Spring Budget 2019: What the experts day

Chancellor Philip Hammond announced his budget today (Wednesday 13 March 2019). Academics and experts from across the University of Sheffield have given their views.

Dr Jonathan Perraton, Senior Lecturer in Economics:

Jonathan PerratonThe Chancellor, Philip Hammond, made his Spring Statement today against the background of last night’s Brexit vote and having previously insisted that the Spring Statement was not the time for new fiscal announcements. Nevertheless, taken together with the latest Office for Budget Responsibility (OBR) report on the UK economy, there were a number of noteworthy announcements. Behind the announcements, though, are major downside risks to the UK economy.

At first glance, improvements to government finances have eased the Chancellor’s position. He highlighted concerns over productivity and living standards. A major review of the National Living Wage has been announced to inform policy from 2020. A range of measures were announced to boost cutting edge technologies and continued support for apprenticeships, with an emphasis on clean growth. An independent review of competition in tech sector was announced, to be undertaken by James Furman, a former economic advisor to President Obama.

These measures, though, are all undertaken against the backdrop of a weak economy and uncertainty over Brexit. The OBR has revised downwards its forecast for growth in 2019; although it forecasts a modest pick up in the following years, it still expects growth to be below 2 per cent. This is some way below historic norms and growth forecasts before the Brexit referendum. Even the modest predicted recovery looks uncertain – the OBR forecasts assume an orderly Brexit at the end of March would lead to a recovery in investment, which has fallen for a year, by ending uncertainty that has held this back. This would also help to support productivity growth. Export growth is expected to weaken as companies face greater barriers after Brexit in a subdued and more protectionist global economy. Previous OBR forecasts have over-estimated investment and productivity and so even these numbers may be optimistic; the OBR itself estimates that on historic norms there is around a 50-50 chance of a recession in the next five years.
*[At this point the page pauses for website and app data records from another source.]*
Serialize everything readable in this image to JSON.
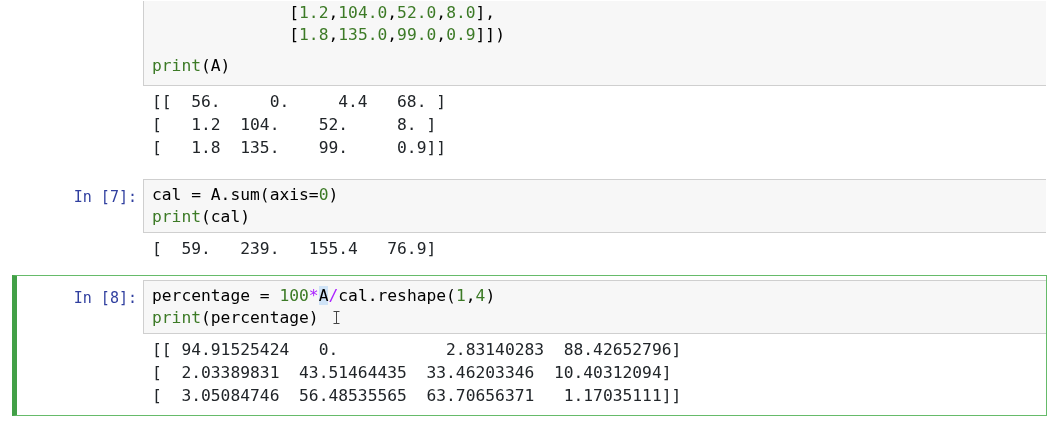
{
  "cells": [
    {
      "selected": false,
      "input_lines": [
        {
          "kind": "code",
          "tokens": [
            {
              "kind": "plain",
              "text": "              ["
            },
            {
              "kind": "number",
              "text": "1.2"
            },
            {
              "kind": "plain",
              "text": ","
            },
            {
              "kind": "number",
              "text": "104.0"
            },
            {
              "kind": "plain",
              "text": ","
            },
            {
              "kind": "number",
              "text": "52.0"
            },
            {
              "kind": "plain",
              "text": ","
            },
            {
              "kind": "number",
              "text": "8.0"
            },
            {
              "kind": "plain",
              "text": "],"
            }
          ]
        },
        {
          "kind": "code",
          "tokens": [
            {
              "kind": "plain",
              "text": "              ["
            },
            {
              "kind": "number",
              "text": "1.8"
            },
            {
              "kind": "plain",
              "text": ","
            },
            {
              "kind": "number",
              "text": "135.0"
            },
            {
              "kind": "plain",
              "text": ","
            },
            {
              "kind": "number",
              "text": "99.0"
            },
            {
              "kind": "plain",
              "text": ","
            },
            {
              "kind": "number",
              "text": "0.9"
            },
            {
              "kind": "plain",
              "text": "]])"
            }
          ]
        },
        {
          "kind": "blank"
        },
        {
          "kind": "code",
          "tokens": [
            {
              "kind": "builtin",
              "text": "print"
            },
            {
              "kind": "plain",
              "text": "(A)"
            }
          ]
        }
      ],
      "output_lines": [
        "[[  56.     0.     4.4   68. ]",
        "[   1.2  104.    52.     8. ]",
        "[   1.8  135.    99.     0.9]]"
      ]
    },
    {
      "prompt": "In [7]:",
      "selected": false,
      "input_lines": [
        {
          "kind": "code",
          "tokens": [
            {
              "kind": "plain",
              "text": "cal = A.sum(axis="
            },
            {
              "kind": "number",
              "text": "0"
            },
            {
              "kind": "plain",
              "text": ")"
            }
          ]
        },
        {
          "kind": "code",
          "tokens": [
            {
              "kind": "builtin",
              "text": "print"
            },
            {
              "kind": "plain",
              "text": "(cal)"
            }
          ]
        }
      ],
      "output_lines": [
        "[  59.   239.   155.4   76.9]"
      ]
    },
    {
      "prompt": "In [8]:",
      "selected": true,
      "input_lines": [
        {
          "kind": "code",
          "tokens": [
            {
              "kind": "plain",
              "text": "percentage = "
            },
            {
              "kind": "number",
              "text": "100"
            },
            {
              "kind": "operator",
              "text": "*"
            },
            {
              "kind": "highlight",
              "text": "A"
            },
            {
              "kind": "operator",
              "text": "/"
            },
            {
              "kind": "plain",
              "text": "cal.reshape("
            },
            {
              "kind": "number",
              "text": "1"
            },
            {
              "kind": "plain",
              "text": ","
            },
            {
              "kind": "number",
              "text": "4"
            },
            {
              "kind": "plain",
              "text": ")"
            }
          ]
        },
        {
          "kind": "code",
          "tokens": [
            {
              "kind": "builtin",
              "text": "print"
            },
            {
              "kind": "plain",
              "text": "(percentage)"
            }
          ]
        }
      ],
      "output_lines": [
        "[[ 94.91525424   0.           2.83140283  88.42652796]",
        "[  2.03389831  43.51464435  33.46203346  10.40312094]",
        "[  3.05084746  56.48535565  63.70656371   1.17035111]]"
      ]
    }
  ]
}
The Chancellor made none too subtle hints that forecast economic growth could only be achieved if Britain could agree an orderly Brexit. The forecasts are based on this happening by the end of the month. Forecast growth is weak by historic standards, and the risks to it currently appear stacked on the down side.

Professor Tony Crook, Emeritus Professor of Town and Regional Planning

Tony CrookWhilst the announcement to continue the government's loans guarantee fund for housing associations to enable them to borrow money to build more affordable housing housing can be welcomed, this is not a major contribution to solving the country's urgent housing crisis. Most of the large developing housing associations have ready access to equity and debt funding at very competitive rates enabling them to secure funds at better rates than they can get via the government scheme.

What is really needed is more grant funding to ensure they can build truly affordable homes. Without more grant funding associations, even with good deals in the equity and debt markets, have to rent at close to market rents or (as many are doing) focusing on building more market homes for those who can afford to buy to make profits to cross subsidise their affordable rented stock. A government that was really serious about solving the housing crisis would borrow more funds to give grants to housing associations to build at rents which those on waiting lists, often living in appalling homes in the private rented sector, can afford.

Views posted in comment articles are those of the author(s) and do not necessarily reflect the opinion of the University of Sheffield.